The fog seal process received its name because it is applied on the surface of the existing pavement in the form of a fine mist. The asphalt that will be utilized is called a Tire Rubber Modified Surface Sealant (TRMSS) and is an asphalt that has been modified to be more rigid than typical asphalt and can be driven on directly. For this reason, there will not be any rock applied as part of the resurfacing. Consequently, the friction from vehicle tires will cause the fog seal to wear more quickly than the seal coat that was applied on the straight sections of streets, and cul-de-sacs will need to be resurfaced more frequently. For more information, see the Frequently Asked Questions section below.

 

Streets to be Resurfaced Next
After receiving notification of the work in advance by door hangers, flashing message signs or static message signs, please monitor the “Streets to be Resurfaced Next” schedule for an updated list of streets to be resurfaced the next two days.
 
Frequently Asked Questions

Why was the fog seal done?

Asphalt streets consist of a 1½ to 2 inch layer of asphaltic concrete most people just call asphalt or pavement. Over time, the asphalt ages, weathers, and oxidizes.  It becomes brittle and cracks. While the old surface appears smooth, it contains hairline cracks that if not treated would continue to widen, deepen and eventually form potholes.

How long does a fog seal take?

We are asking residents to please make accommodations for not accessing the cul-de-sac, or their driveways, for approximately 2-2 ½ hours. In most cul-de-sacs, the application of the fog seal will only take about 20-30 minutes. During this time, the roadway in front of a residence will be an active work zone. During the remaining 2 hours, the cul-de-sac will be closed to allow the asphalt to cure.

How often is fog seal maintenance required?

Because the asphalt that is used for a fog seal is treated to become more rigid than the asphalt used in a seal coat, it will crack more frequently. Therefore, it is anticipated that a resurfacing of the cul-de-sacs will occur every 2-3 years. Seal Coat maintenance is often performed on an 8 – 10 year basis. If preventive maintenance (crack sealing and fog seal resurfacing) is conducted on Williamson County roads and streets on a routine basis, the existing pavement structure will last for many decades.

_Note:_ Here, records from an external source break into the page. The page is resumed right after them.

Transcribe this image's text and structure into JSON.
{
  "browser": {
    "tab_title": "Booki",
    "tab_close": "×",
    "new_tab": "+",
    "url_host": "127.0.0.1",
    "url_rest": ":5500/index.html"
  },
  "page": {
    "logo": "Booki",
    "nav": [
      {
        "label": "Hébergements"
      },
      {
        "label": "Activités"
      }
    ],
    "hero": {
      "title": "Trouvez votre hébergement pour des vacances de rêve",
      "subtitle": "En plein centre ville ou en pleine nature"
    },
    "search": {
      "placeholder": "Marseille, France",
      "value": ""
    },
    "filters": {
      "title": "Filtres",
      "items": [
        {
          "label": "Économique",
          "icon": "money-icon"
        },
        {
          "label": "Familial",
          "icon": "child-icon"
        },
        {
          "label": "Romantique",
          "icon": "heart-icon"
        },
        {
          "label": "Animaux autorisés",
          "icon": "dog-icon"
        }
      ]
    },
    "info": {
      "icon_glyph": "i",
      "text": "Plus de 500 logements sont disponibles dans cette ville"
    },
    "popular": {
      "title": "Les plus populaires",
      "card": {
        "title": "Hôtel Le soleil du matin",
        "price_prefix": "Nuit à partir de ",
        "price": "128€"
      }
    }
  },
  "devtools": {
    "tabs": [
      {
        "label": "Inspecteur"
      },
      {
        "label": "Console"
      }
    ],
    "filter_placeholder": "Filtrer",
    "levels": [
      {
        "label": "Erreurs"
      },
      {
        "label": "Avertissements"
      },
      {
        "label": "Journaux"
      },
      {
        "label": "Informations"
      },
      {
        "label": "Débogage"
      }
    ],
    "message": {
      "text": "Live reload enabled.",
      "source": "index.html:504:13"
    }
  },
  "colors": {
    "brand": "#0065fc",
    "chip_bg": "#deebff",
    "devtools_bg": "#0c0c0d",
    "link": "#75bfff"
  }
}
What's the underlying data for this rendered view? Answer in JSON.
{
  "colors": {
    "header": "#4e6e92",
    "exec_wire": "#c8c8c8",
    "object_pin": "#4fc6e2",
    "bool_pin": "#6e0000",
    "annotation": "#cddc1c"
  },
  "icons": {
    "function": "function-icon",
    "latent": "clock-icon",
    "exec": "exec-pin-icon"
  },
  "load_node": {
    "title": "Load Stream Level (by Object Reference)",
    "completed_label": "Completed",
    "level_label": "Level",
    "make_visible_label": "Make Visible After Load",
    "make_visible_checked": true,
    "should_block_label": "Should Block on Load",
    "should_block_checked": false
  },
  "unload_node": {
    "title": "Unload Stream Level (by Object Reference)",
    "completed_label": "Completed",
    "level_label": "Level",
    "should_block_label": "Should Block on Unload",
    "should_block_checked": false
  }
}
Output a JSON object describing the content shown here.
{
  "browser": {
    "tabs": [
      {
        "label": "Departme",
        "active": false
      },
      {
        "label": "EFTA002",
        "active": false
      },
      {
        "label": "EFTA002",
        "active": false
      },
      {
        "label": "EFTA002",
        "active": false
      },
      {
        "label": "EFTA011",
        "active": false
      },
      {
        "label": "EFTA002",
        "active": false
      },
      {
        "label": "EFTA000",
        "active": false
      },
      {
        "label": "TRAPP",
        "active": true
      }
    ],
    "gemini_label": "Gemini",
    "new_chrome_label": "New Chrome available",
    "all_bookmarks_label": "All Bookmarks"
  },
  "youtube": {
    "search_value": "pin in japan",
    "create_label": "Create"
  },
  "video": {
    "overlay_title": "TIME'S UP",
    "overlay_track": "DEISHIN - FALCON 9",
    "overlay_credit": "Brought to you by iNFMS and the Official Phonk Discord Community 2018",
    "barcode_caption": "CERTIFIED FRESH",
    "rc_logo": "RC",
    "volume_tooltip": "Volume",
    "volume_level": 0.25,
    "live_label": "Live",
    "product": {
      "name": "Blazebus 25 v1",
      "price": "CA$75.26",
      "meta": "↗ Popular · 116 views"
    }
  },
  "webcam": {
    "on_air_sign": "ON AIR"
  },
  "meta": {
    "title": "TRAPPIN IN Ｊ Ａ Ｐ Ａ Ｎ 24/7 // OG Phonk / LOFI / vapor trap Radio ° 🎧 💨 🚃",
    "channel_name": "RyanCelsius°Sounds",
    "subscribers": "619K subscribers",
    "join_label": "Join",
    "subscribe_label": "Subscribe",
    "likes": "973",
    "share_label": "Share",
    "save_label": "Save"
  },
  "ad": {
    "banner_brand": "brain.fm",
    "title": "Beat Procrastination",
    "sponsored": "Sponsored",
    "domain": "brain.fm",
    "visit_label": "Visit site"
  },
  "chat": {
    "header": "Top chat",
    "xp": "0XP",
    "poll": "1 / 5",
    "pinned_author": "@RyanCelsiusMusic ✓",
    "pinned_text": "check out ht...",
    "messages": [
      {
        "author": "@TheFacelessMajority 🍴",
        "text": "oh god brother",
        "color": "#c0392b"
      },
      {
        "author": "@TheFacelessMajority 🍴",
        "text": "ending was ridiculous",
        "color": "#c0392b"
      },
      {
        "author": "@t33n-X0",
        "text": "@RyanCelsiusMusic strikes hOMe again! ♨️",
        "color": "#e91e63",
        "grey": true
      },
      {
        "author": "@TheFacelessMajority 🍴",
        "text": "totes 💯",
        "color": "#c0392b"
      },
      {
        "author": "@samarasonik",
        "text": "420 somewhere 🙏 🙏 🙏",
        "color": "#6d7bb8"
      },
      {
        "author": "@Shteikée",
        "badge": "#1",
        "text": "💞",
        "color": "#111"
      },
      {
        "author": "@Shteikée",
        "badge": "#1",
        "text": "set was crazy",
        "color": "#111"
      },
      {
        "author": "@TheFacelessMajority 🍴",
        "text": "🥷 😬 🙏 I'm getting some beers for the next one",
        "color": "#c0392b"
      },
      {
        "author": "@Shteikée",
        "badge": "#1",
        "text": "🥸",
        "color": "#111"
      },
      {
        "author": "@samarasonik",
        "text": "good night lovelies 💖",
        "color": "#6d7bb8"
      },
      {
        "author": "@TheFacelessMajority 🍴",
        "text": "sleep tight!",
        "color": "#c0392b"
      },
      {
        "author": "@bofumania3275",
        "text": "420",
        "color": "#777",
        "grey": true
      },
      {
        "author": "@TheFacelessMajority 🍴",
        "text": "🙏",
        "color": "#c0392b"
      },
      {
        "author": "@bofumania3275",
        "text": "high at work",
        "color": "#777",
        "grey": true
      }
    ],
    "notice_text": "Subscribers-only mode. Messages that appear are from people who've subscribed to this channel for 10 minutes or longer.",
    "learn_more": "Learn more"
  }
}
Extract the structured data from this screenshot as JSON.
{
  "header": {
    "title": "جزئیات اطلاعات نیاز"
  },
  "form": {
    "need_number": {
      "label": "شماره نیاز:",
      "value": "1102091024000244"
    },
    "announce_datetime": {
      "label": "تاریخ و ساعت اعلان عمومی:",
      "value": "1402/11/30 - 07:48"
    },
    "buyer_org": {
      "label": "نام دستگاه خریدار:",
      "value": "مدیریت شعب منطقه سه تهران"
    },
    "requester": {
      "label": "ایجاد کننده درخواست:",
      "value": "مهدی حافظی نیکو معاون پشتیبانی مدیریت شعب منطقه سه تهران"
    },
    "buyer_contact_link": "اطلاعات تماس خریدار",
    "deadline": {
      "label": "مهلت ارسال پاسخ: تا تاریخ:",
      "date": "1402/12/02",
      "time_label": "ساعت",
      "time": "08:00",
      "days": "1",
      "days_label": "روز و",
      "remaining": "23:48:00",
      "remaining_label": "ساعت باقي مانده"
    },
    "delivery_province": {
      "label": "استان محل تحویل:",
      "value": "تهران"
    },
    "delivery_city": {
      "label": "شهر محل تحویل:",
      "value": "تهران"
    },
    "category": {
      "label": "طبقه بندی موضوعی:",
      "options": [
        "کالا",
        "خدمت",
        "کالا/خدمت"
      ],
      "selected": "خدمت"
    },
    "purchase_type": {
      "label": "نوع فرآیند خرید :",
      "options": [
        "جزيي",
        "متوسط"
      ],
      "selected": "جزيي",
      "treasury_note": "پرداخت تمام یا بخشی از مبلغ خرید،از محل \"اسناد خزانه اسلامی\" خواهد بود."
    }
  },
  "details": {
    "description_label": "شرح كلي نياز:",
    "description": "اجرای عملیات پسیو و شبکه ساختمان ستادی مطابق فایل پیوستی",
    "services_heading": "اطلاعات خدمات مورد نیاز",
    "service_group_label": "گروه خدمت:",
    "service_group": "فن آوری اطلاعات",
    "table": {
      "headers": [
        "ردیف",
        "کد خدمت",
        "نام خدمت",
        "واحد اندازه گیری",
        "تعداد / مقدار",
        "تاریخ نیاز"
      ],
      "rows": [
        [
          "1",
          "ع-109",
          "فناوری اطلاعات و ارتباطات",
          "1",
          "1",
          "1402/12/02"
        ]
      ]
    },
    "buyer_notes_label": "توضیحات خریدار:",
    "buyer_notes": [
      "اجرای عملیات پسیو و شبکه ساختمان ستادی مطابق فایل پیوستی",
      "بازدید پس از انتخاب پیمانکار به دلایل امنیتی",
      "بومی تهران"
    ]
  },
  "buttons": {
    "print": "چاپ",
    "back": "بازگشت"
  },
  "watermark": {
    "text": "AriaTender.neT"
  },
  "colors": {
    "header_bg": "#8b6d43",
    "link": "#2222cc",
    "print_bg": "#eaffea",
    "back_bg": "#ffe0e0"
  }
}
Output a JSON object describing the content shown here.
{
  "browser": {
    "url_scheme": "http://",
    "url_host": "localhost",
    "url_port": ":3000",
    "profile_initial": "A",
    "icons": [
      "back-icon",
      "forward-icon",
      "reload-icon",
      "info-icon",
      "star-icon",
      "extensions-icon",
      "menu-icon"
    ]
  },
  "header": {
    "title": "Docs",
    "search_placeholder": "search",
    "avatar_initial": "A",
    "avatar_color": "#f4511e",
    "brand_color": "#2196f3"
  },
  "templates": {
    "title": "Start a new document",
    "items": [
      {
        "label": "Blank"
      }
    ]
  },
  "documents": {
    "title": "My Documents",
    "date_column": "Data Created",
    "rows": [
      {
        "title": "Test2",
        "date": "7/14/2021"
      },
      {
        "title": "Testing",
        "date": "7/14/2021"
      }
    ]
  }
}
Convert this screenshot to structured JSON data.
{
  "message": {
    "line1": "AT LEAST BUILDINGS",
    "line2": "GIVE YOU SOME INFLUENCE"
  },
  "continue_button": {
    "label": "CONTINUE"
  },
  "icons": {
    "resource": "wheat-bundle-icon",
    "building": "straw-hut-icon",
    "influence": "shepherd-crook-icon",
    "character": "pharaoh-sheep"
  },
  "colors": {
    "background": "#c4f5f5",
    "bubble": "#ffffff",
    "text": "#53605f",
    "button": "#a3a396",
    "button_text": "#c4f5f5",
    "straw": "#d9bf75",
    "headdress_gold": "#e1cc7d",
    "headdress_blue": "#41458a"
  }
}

Why was a fog seal applied on the cul-de-sacs instead of a seal coat like the straight sections of road?

Tandem axle, double tire, garbage trucks make sharp turns in cul-de-sac bubbles and cut into a fresh seal coat thereby peeling up large sections of the surface.  The asphalt that is being used with the Fog Seal is specially treated with polymers and pulverized tire rubber to make it more unyielding to the heavy, slow-speed turning movements at the end of the street.

When can I walk on the asphalt again?

It is best to wait until the surface no longer appears wet. There will be a Williamson County representative monitoring the curing process on all fresh fog seals. Please ask him/her if it is safe to walk or drive on the cul-de-sac.

Why not pave the street with material like the one we already have? What is the difference in cost?

What the residents are used to driving on is a pavement structure that has a hot mix asphalt pavement (HMAC) surface with a flexible crushed rock base below it. The cost to resurface an existing road using a standard HMACP overlay is 5 to 6 times more expensive than resurfacing a road with a seal coat. Should the roads not be resurfaced at all, they will continue to degrade and there comes a point when resurfacing maintenance is no longer effective and the road would need to be rebuilt. The cost to rebuild a road is 10 - 15 times greater than the cost of seal coating.

Where else has the fog seal process been used?

The City of Austin and the City of San Antonio also resurface cul-de-sacs using a fog seal. You may wish to view some cul-de-sacs in the following Williamson County neighborhoods that have recently been fog-sealed: Block House Creek or Brushy Creek North.

Where do I go for more information?

You may call our Resurfacing Hotline, 512-943-3393, to hear daily updates of roads on which our crews are currently working or you may visit our county website at www.wilco.org/roads